### What the exercise asks
What you submit must be an exact copy of the listing below, with no images in it.

### Recorded data
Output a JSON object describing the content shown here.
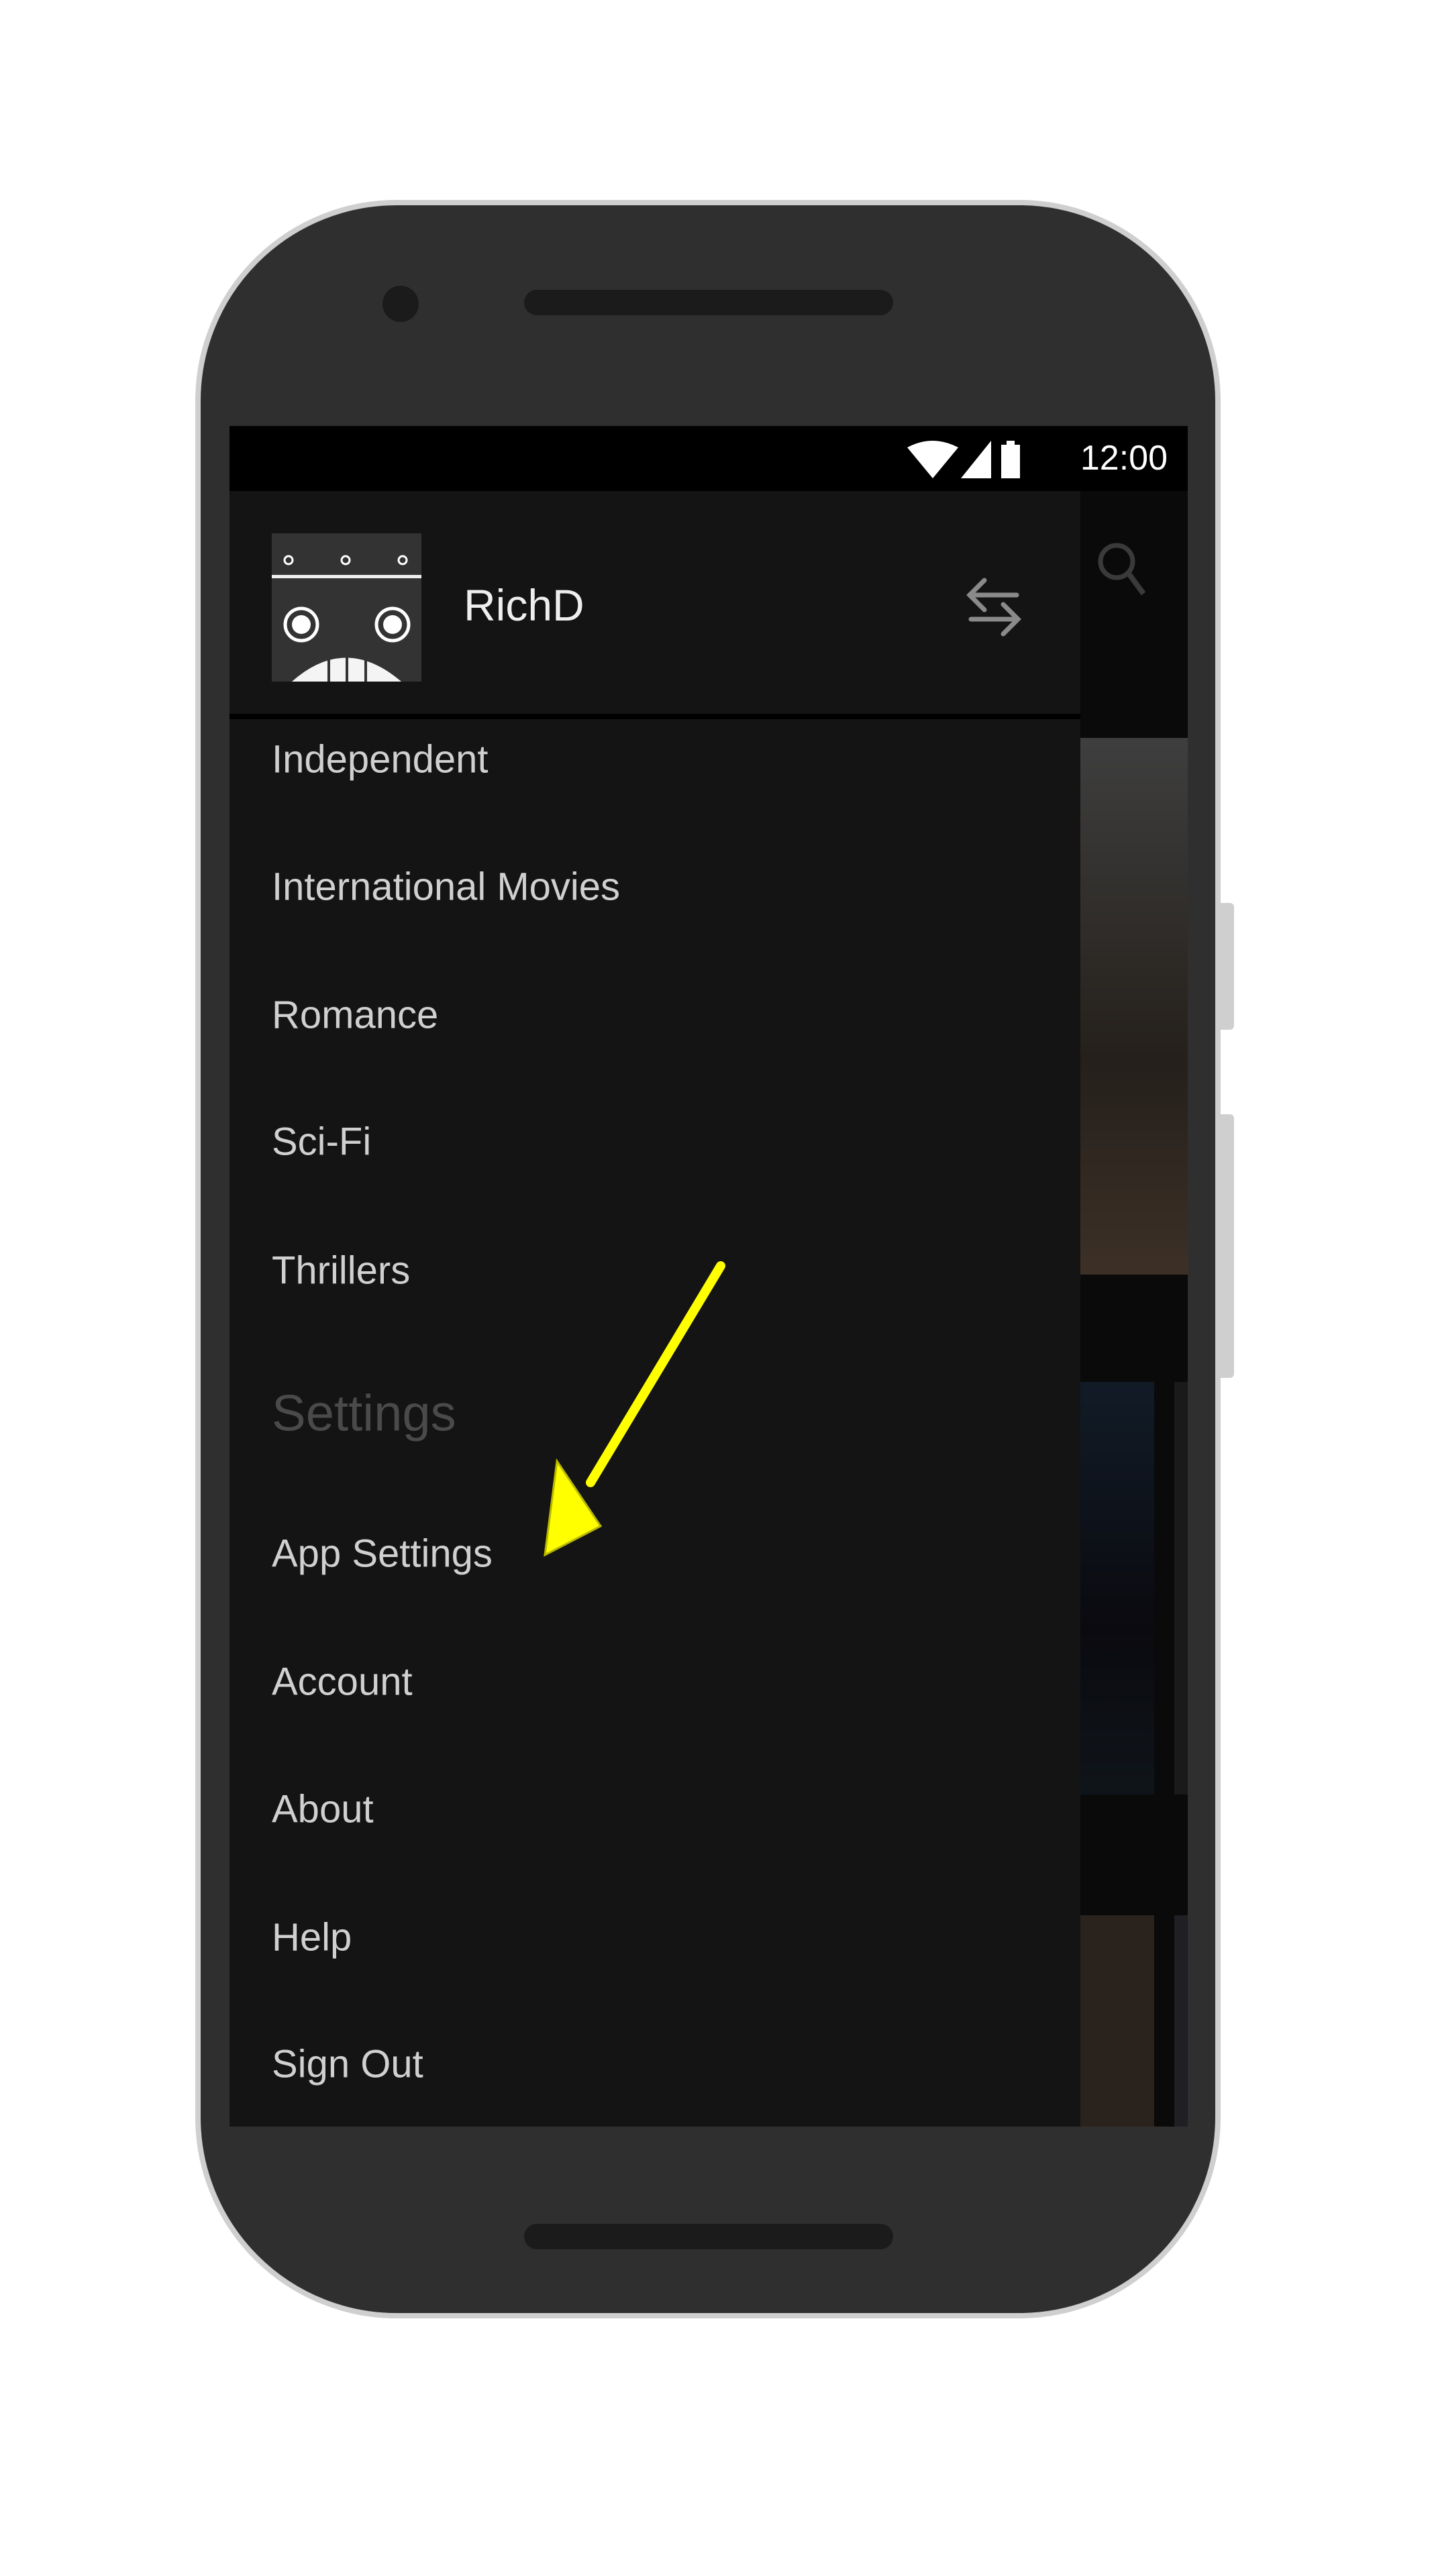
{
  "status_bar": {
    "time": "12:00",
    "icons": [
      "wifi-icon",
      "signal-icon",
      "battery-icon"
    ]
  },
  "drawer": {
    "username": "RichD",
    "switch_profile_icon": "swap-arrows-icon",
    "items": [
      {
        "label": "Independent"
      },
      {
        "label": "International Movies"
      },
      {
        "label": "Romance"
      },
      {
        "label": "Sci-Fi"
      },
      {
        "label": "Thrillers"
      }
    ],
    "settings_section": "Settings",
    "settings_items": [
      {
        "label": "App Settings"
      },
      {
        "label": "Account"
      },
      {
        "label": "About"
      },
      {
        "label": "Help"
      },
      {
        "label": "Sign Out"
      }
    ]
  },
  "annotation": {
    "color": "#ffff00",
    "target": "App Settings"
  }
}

### Output of the exercise
Output a JSON object describing the content shown here.
{
  "status_bar": {
    "time": "12:00",
    "icons": [
      "wifi-icon",
      "signal-icon",
      "battery-icon"
    ]
  },
  "drawer": {
    "username": "RichD",
    "switch_profile_icon": "swap-arrows-icon",
    "items": [
      {
        "label": "Independent"
      },
      {
        "label": "International Movies"
      },
      {
        "label": "Romance"
      },
      {
        "label": "Sci-Fi"
      },
      {
        "label": "Thrillers"
      }
    ],
    "settings_section": "Settings",
    "settings_items": [
      {
        "label": "App Settings"
      },
      {
        "label": "Account"
      },
      {
        "label": "About"
      },
      {
        "label": "Help"
      },
      {
        "label": "Sign Out"
      }
    ]
  },
  "annotation": {
    "color": "#ffff00",
    "target": "App Settings"
  }
}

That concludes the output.